__Extracted information__.
----

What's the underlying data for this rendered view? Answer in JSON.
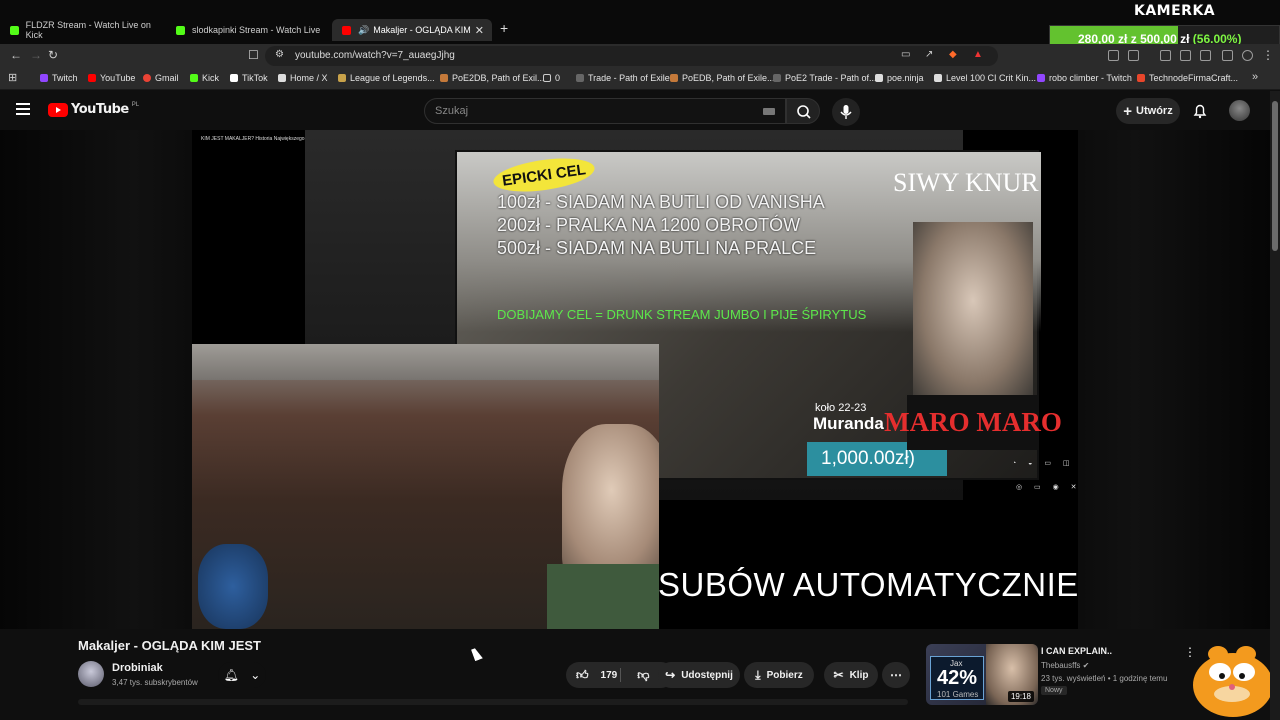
{
  "browser": {
    "tabs": [
      {
        "title": "FLDZR Stream - Watch Live on Kick",
        "favicon": "kick-icon"
      },
      {
        "title": "slodkapinki Stream - Watch Live on K",
        "favicon": "kick-icon"
      },
      {
        "title": "Makaljer - OGLĄDA KIM JEST",
        "favicon": "youtube-icon"
      }
    ],
    "url": "youtube.com/watch?v=7_auaegJjhg",
    "bookmarks": [
      "Twitch",
      "YouTube",
      "Gmail",
      "Kick",
      "TikTok",
      "Home / X",
      "League of Legends...",
      "PoE2DB, Path of Exil...",
      "0",
      "Trade - Path of Exile",
      "PoEDB, Path of Exile...",
      "PoE2 Trade - Path of...",
      "poe.ninja",
      "Level 100 CI Crit Kin...",
      "robo climber - Twitch",
      "TechnodeFirmaCraft..."
    ]
  },
  "overlay": {
    "label": "KAMERKA",
    "current": "280,00 zł",
    "separator": "z",
    "goal": "500,00 zł",
    "percent_text": "(56.00%)",
    "progress_fraction": 0.56,
    "accent": "#63c22f"
  },
  "youtube": {
    "country": "PL",
    "search_placeholder": "Szukaj",
    "create_label": "Utwórz"
  },
  "video": {
    "inner_title": "KIM JEST MAKALJER? Historia Największego Specjalisty AI w Polsce!",
    "badge": "EPICKI CEL",
    "goal_lines": [
      "100zł - SIADAM NA BUTLI OD VANISHA",
      "200zł - PRALKA NA 1200 OBROTÓW",
      "500zł - SIADAM NA BUTLI NA PRALCE"
    ],
    "siwy": "SIWY KNUR",
    "dobijamy": "DOBIJAMY CEL = DRUNK STREAM JUMBO I PIJE ŚPIRYTUS",
    "kolo": "koło  22-23",
    "muranda": "Muranda",
    "amount": "1,000.00zł)",
    "maro": "MARO MARO",
    "subtitle": "SUBÓW AUTOMATYCZNIE",
    "title": "Makaljer - OGLĄDA KIM JEST",
    "channel": "Drobiniak",
    "subscribers": "3,47 tys. subskrybentów",
    "likes": "179",
    "share_label": "Udostępnij",
    "download_label": "Pobierz",
    "clip_label": "Klip"
  },
  "recommended": {
    "title": "I CAN EXPLAIN..",
    "channel": "Thebausffs",
    "meta": "23 tys. wyświetleń • 1 godzinę temu",
    "badge": "Nowy",
    "duration": "19:18",
    "thumb_name": "Jax",
    "thumb_pct": "42%",
    "thumb_games": "101 Games"
  }
}
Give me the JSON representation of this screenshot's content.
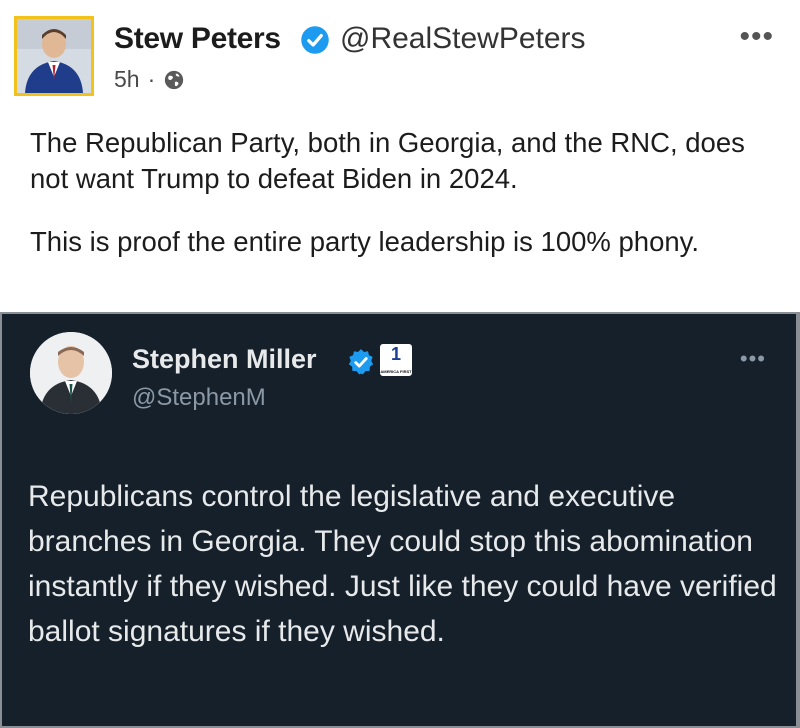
{
  "post": {
    "author_name": "Stew Peters",
    "handle": "@RealStewPeters",
    "time": "5h",
    "separator": "·",
    "more_label": "•••",
    "paragraphs": [
      "The Republican Party, both in Georgia, and the RNC, does not want Trump to defeat Biden in 2024.",
      "This is proof the entire party leadership is 100% phony."
    ]
  },
  "embedded_tweet": {
    "author_name": "Stephen Miller",
    "handle": "@StephenM",
    "more_label": "•••",
    "badge": {
      "number": "1",
      "label": "AMERICA FIRST"
    },
    "text": "Republicans control the legislative and executive branches in Georgia. They could stop this abomination instantly if they wished. Just like they could have verified ballot signatures if they wished."
  },
  "colors": {
    "verified_blue": "#1d9bf0",
    "dark_background": "#15202b",
    "avatar_border": "#f2c21b"
  },
  "icons": {
    "verified": "verified-badge-icon",
    "globe": "globe-icon",
    "more": "more-options-icon"
  }
}
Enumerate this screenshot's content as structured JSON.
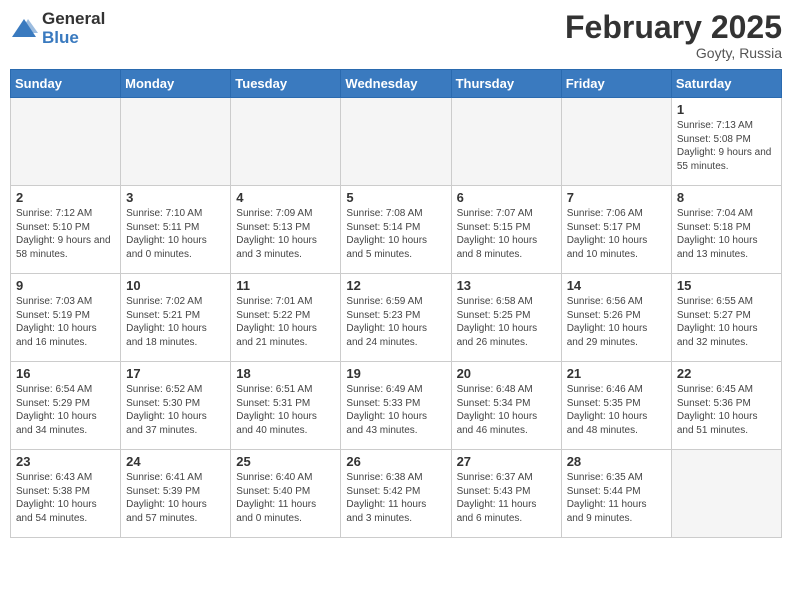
{
  "header": {
    "logo_general": "General",
    "logo_blue": "Blue",
    "month_title": "February 2025",
    "location": "Goyty, Russia"
  },
  "weekdays": [
    "Sunday",
    "Monday",
    "Tuesday",
    "Wednesday",
    "Thursday",
    "Friday",
    "Saturday"
  ],
  "weeks": [
    [
      {
        "day": "",
        "info": ""
      },
      {
        "day": "",
        "info": ""
      },
      {
        "day": "",
        "info": ""
      },
      {
        "day": "",
        "info": ""
      },
      {
        "day": "",
        "info": ""
      },
      {
        "day": "",
        "info": ""
      },
      {
        "day": "1",
        "info": "Sunrise: 7:13 AM\nSunset: 5:08 PM\nDaylight: 9 hours and 55 minutes."
      }
    ],
    [
      {
        "day": "2",
        "info": "Sunrise: 7:12 AM\nSunset: 5:10 PM\nDaylight: 9 hours and 58 minutes."
      },
      {
        "day": "3",
        "info": "Sunrise: 7:10 AM\nSunset: 5:11 PM\nDaylight: 10 hours and 0 minutes."
      },
      {
        "day": "4",
        "info": "Sunrise: 7:09 AM\nSunset: 5:13 PM\nDaylight: 10 hours and 3 minutes."
      },
      {
        "day": "5",
        "info": "Sunrise: 7:08 AM\nSunset: 5:14 PM\nDaylight: 10 hours and 5 minutes."
      },
      {
        "day": "6",
        "info": "Sunrise: 7:07 AM\nSunset: 5:15 PM\nDaylight: 10 hours and 8 minutes."
      },
      {
        "day": "7",
        "info": "Sunrise: 7:06 AM\nSunset: 5:17 PM\nDaylight: 10 hours and 10 minutes."
      },
      {
        "day": "8",
        "info": "Sunrise: 7:04 AM\nSunset: 5:18 PM\nDaylight: 10 hours and 13 minutes."
      }
    ],
    [
      {
        "day": "9",
        "info": "Sunrise: 7:03 AM\nSunset: 5:19 PM\nDaylight: 10 hours and 16 minutes."
      },
      {
        "day": "10",
        "info": "Sunrise: 7:02 AM\nSunset: 5:21 PM\nDaylight: 10 hours and 18 minutes."
      },
      {
        "day": "11",
        "info": "Sunrise: 7:01 AM\nSunset: 5:22 PM\nDaylight: 10 hours and 21 minutes."
      },
      {
        "day": "12",
        "info": "Sunrise: 6:59 AM\nSunset: 5:23 PM\nDaylight: 10 hours and 24 minutes."
      },
      {
        "day": "13",
        "info": "Sunrise: 6:58 AM\nSunset: 5:25 PM\nDaylight: 10 hours and 26 minutes."
      },
      {
        "day": "14",
        "info": "Sunrise: 6:56 AM\nSunset: 5:26 PM\nDaylight: 10 hours and 29 minutes."
      },
      {
        "day": "15",
        "info": "Sunrise: 6:55 AM\nSunset: 5:27 PM\nDaylight: 10 hours and 32 minutes."
      }
    ],
    [
      {
        "day": "16",
        "info": "Sunrise: 6:54 AM\nSunset: 5:29 PM\nDaylight: 10 hours and 34 minutes."
      },
      {
        "day": "17",
        "info": "Sunrise: 6:52 AM\nSunset: 5:30 PM\nDaylight: 10 hours and 37 minutes."
      },
      {
        "day": "18",
        "info": "Sunrise: 6:51 AM\nSunset: 5:31 PM\nDaylight: 10 hours and 40 minutes."
      },
      {
        "day": "19",
        "info": "Sunrise: 6:49 AM\nSunset: 5:33 PM\nDaylight: 10 hours and 43 minutes."
      },
      {
        "day": "20",
        "info": "Sunrise: 6:48 AM\nSunset: 5:34 PM\nDaylight: 10 hours and 46 minutes."
      },
      {
        "day": "21",
        "info": "Sunrise: 6:46 AM\nSunset: 5:35 PM\nDaylight: 10 hours and 48 minutes."
      },
      {
        "day": "22",
        "info": "Sunrise: 6:45 AM\nSunset: 5:36 PM\nDaylight: 10 hours and 51 minutes."
      }
    ],
    [
      {
        "day": "23",
        "info": "Sunrise: 6:43 AM\nSunset: 5:38 PM\nDaylight: 10 hours and 54 minutes."
      },
      {
        "day": "24",
        "info": "Sunrise: 6:41 AM\nSunset: 5:39 PM\nDaylight: 10 hours and 57 minutes."
      },
      {
        "day": "25",
        "info": "Sunrise: 6:40 AM\nSunset: 5:40 PM\nDaylight: 11 hours and 0 minutes."
      },
      {
        "day": "26",
        "info": "Sunrise: 6:38 AM\nSunset: 5:42 PM\nDaylight: 11 hours and 3 minutes."
      },
      {
        "day": "27",
        "info": "Sunrise: 6:37 AM\nSunset: 5:43 PM\nDaylight: 11 hours and 6 minutes."
      },
      {
        "day": "28",
        "info": "Sunrise: 6:35 AM\nSunset: 5:44 PM\nDaylight: 11 hours and 9 minutes."
      },
      {
        "day": "",
        "info": ""
      }
    ]
  ]
}
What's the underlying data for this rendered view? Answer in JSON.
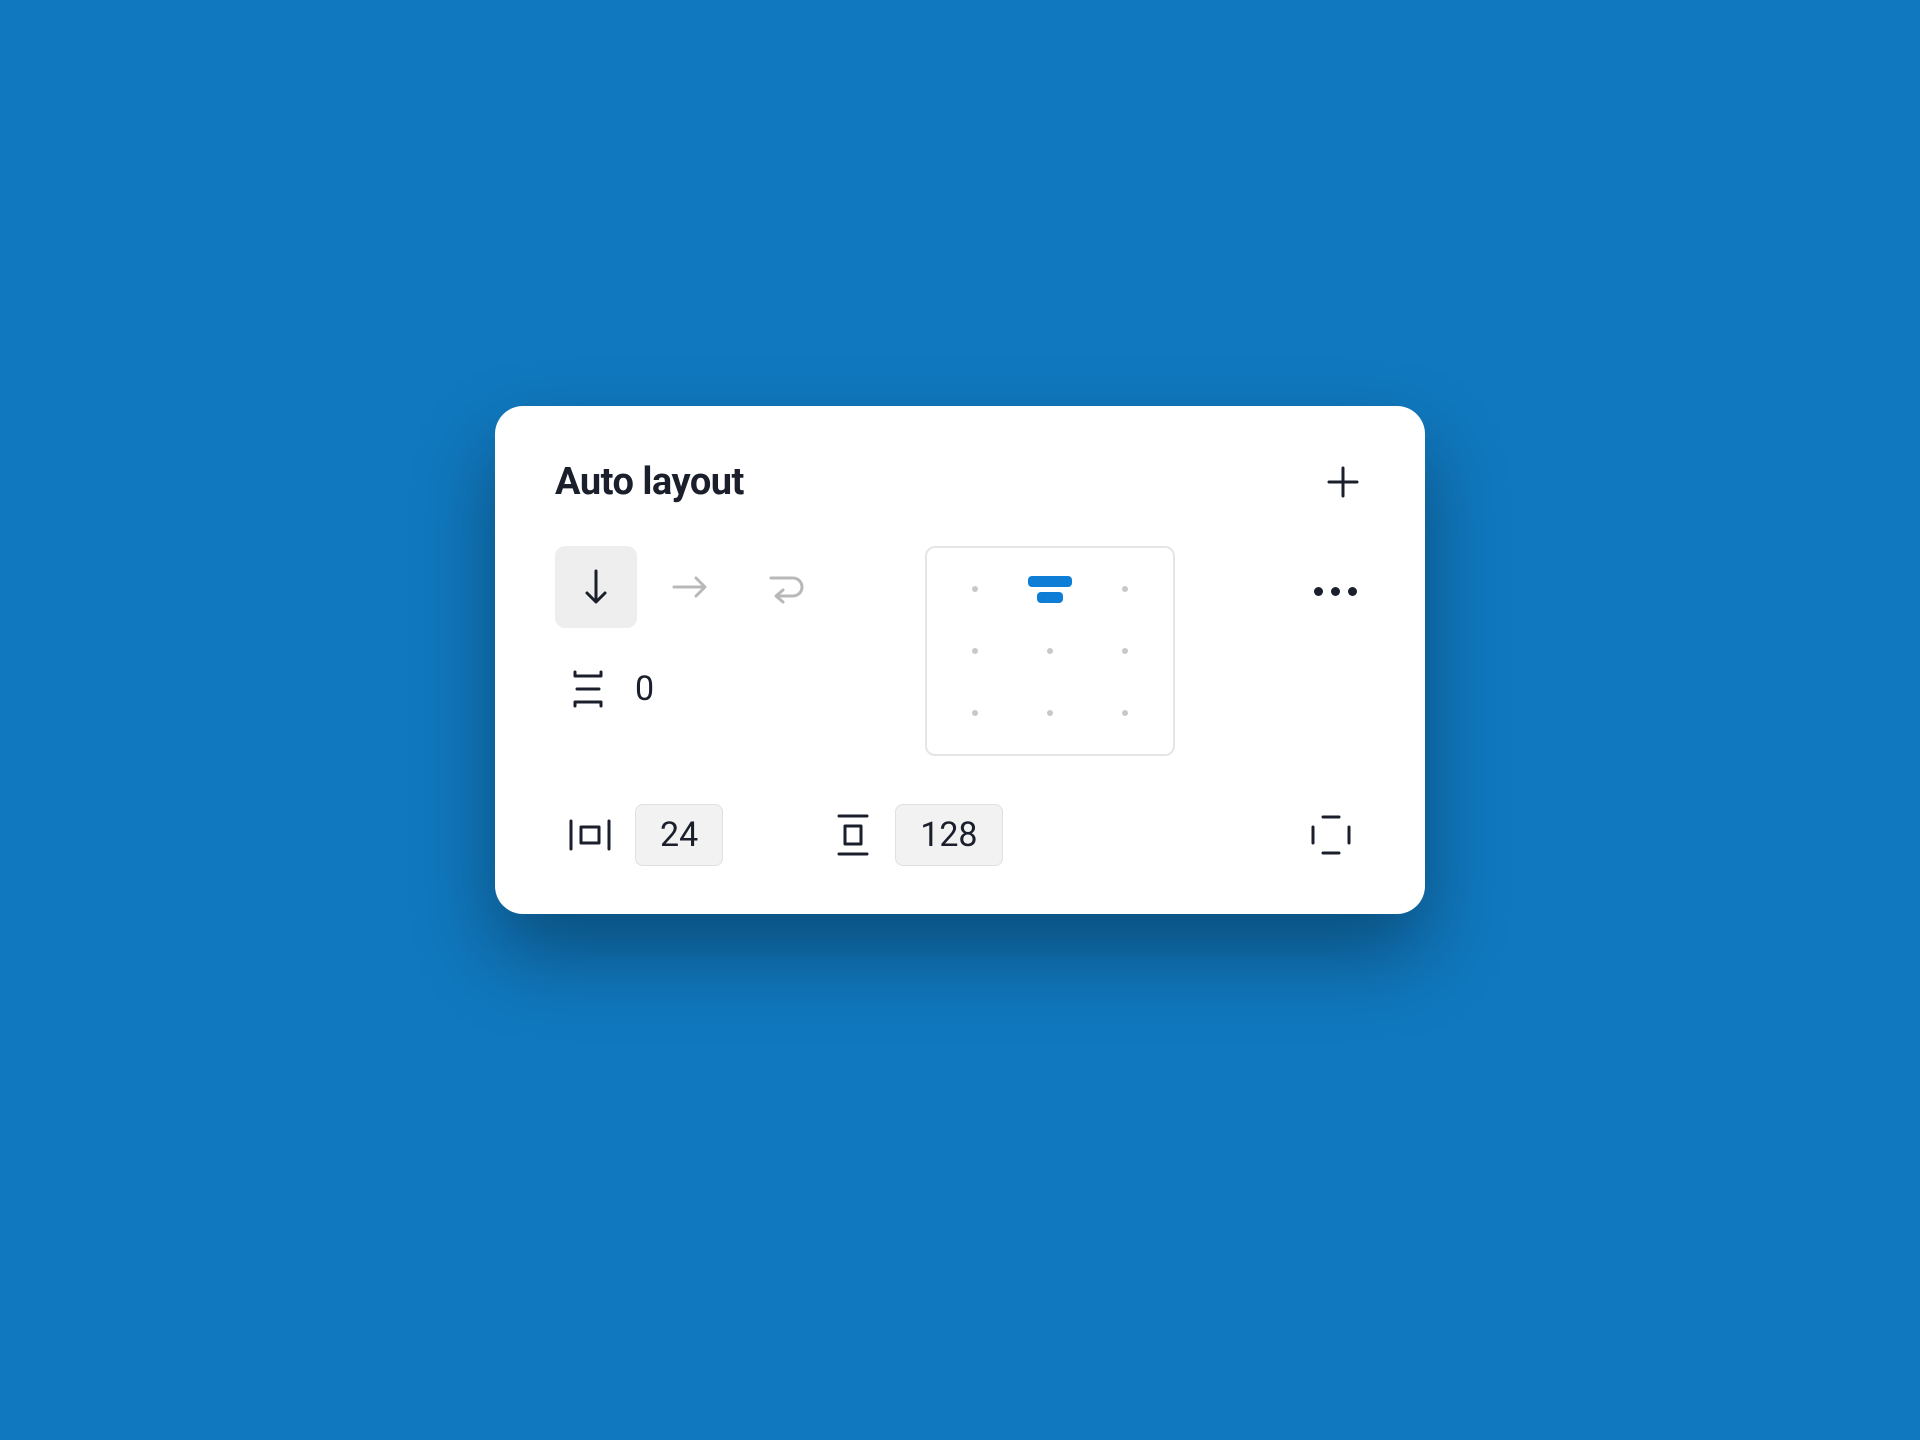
{
  "panel": {
    "title": "Auto layout",
    "gap_value": "0",
    "horizontal_padding": "24",
    "vertical_padding": "128",
    "direction_selected": "vertical",
    "alignment": "top-center",
    "colors": {
      "accent": "#0d7dd6",
      "background": "#1078BE"
    },
    "icons": {
      "add": "plus-icon",
      "direction_vertical": "arrow-down-icon",
      "direction_horizontal": "arrow-right-icon",
      "direction_wrap": "wrap-icon",
      "gap": "gap-spacing-icon",
      "horizontal_padding": "horizontal-padding-icon",
      "vertical_padding": "vertical-padding-icon",
      "individual_padding": "individual-padding-icon",
      "more": "more-options-icon"
    }
  }
}
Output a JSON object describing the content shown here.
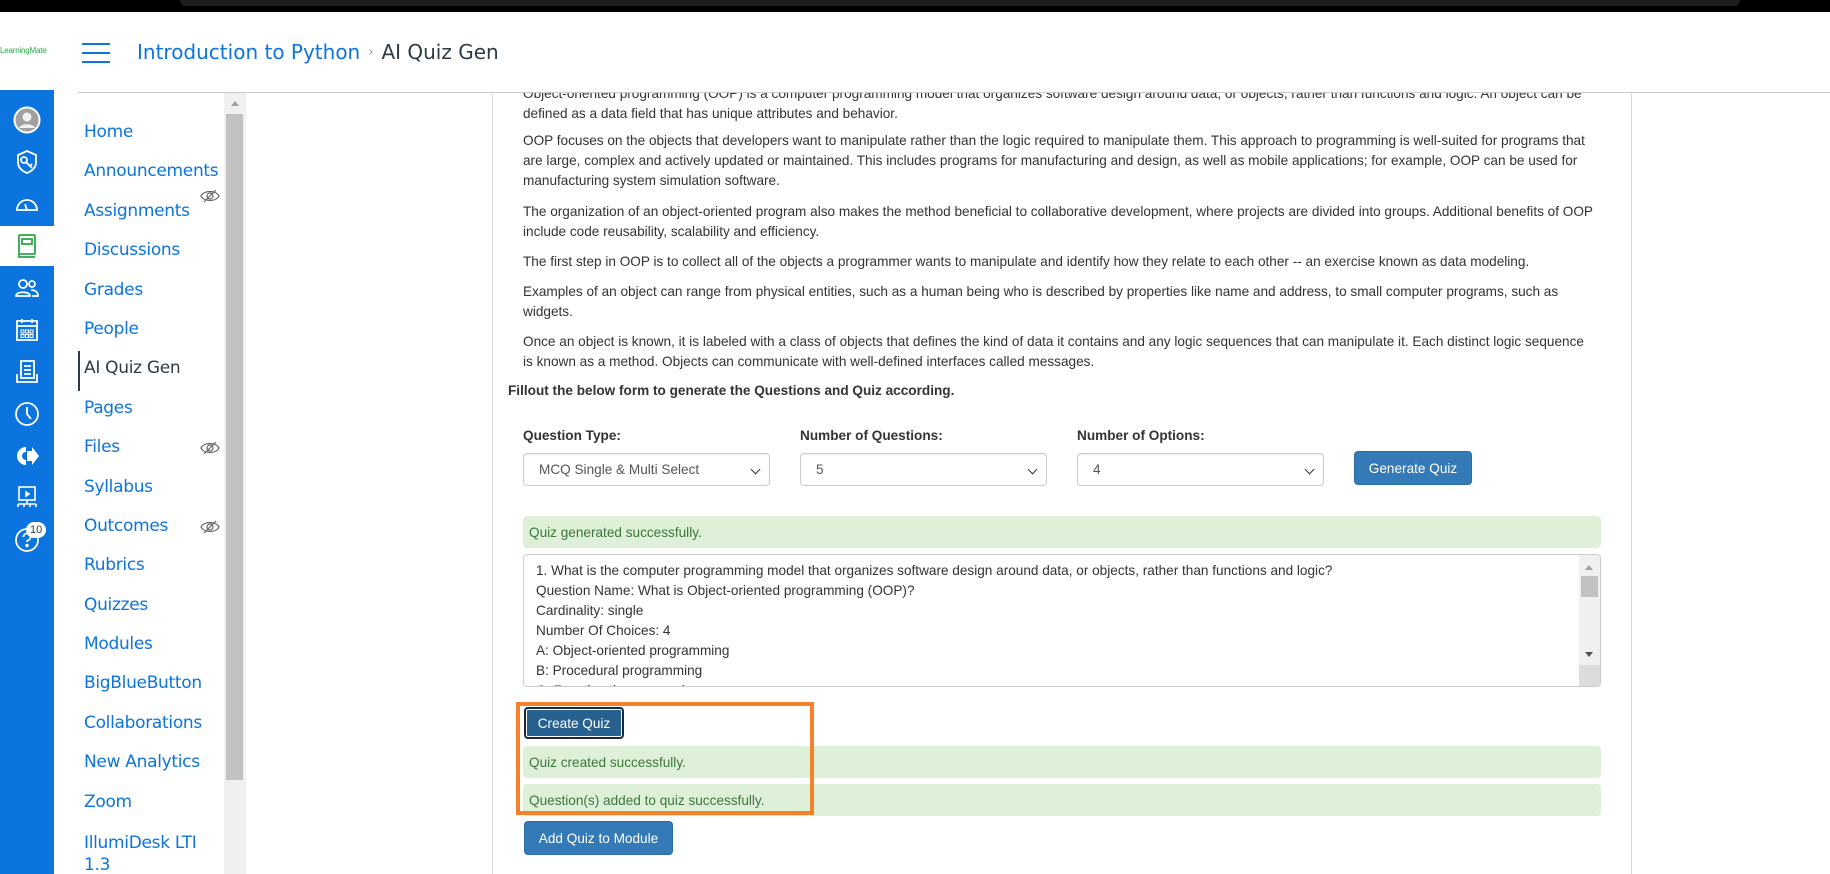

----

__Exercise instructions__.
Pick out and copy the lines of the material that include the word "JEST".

__Response to the task__.
        "title": "Makaljer - OGLĄDA KIM JEST",
    "inner_title": "KIM JEST MAKALJER? Historia Największego Specjalisty AI w Polsce!",
    "title": "Makaljer - OGLĄDA KIM JEST",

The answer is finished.